[I]s a country necessarily inferior because it is one's own? Why should not a fellow feel proud of things in which a just pride may be taken? I have lived in many countries, and talked in several languages: and found something to esteem in every country I have visited. But I have never seen any nation the equal of my own.
— "Frank Richards Replies," in The Collected Essays, Journalism, and Letters of George Orwell, Vol. 1, p.538.
Of course, hardly anyone believes those things any more. But can you have a strong national identity if people don't believe them? I am not speaking of intellectual people like the contributors to, and readers of, VDARE. Intellectual folk can cook up rationalizations for anything. I am speaking of ordinary unreflective people. Once they have had those deplorably inegalitarian attitudes beaten — browbeaten — out of them, in what sense can they be patriotic?
An assertion of Britishness? Huge numbers of people — including practically all of what over there are called "the chattering classes," as well as the most influential spokespersons for the immigrant communities — would regard such an assertion as racist. Discomfiting though it may be to admit it, they have a point. I can actually remember when there was a strong communal sense of Britishness in Britain. One of my very earliest memories with any political content at all, in fact, is of being taken out into the playground of Far Cotton Junior Primary School on Empire Day (May 24 — this was 1951 or 1952), along with the whole of the rest of the school, to sing "There'll Always Be an England." I find I can still sing it. And yes, horrifying to report, every one of the 300-odd kids in that playground was a white Christian from an English-speaking home. The great majority descended from great-grandparents who were born within two or three miles of that school.
That's not the world we live in any more, for better or worse. (Unless we live in one of the dwindling number of ethno-states — Japan, Korea, China, Finland, Iceland, Saudi Arabia, Israel, and a few others.) Yet it may be that without that level of homogeneity, or something not too far removed from it, "Britishness," or any other strong national feeling, is not possible. The Multicultural Theorem — that nothing but the lowest and grossest kind of human wickedness ("hate") stands in the way of peoples from all regions of the world living together in happy harmony — has not been proved. Of course, any society can easily accommodate, and surely profit from, a leavening of foreigners. However, as Enoch Powell said again and again (and again and again): Numbers are of the essence. The 2001 U.K. census showed nine percent of the population of England — 4½ million souls — as belonging to "minority ethnic groups" (including "mixed"). That's a higher proportion of the population, I think, than was represented by England's last successful invaders, the Normans.

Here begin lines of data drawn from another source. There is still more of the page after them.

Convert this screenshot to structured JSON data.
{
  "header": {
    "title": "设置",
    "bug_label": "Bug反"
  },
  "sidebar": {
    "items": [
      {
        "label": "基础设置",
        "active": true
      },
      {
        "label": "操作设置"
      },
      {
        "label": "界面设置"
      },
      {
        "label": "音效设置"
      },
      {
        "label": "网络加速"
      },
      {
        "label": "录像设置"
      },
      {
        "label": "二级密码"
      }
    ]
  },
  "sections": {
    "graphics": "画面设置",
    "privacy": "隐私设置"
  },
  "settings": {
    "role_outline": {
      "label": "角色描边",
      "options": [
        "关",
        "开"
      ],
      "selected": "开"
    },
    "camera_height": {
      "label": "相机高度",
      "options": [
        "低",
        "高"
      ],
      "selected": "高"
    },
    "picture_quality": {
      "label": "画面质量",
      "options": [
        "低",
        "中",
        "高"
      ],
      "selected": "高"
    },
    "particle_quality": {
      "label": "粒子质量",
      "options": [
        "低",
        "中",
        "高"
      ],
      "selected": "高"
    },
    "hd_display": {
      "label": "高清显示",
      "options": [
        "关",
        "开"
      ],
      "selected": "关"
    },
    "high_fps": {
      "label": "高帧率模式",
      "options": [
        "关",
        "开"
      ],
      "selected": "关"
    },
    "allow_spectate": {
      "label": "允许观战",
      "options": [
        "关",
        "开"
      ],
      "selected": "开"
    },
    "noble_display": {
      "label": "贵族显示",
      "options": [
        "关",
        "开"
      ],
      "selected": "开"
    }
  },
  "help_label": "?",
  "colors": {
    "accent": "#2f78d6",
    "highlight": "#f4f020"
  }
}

Perhaps strong national feeling doesn't have any place in the modern world, and we ought to bid it good riddance. Perhaps that is so. Whether it is so or not, I am afraid that strong national feeling, like innocence, is a thing that, once lost, can't easily be regained. A reassertion of Britishness? In your dreams.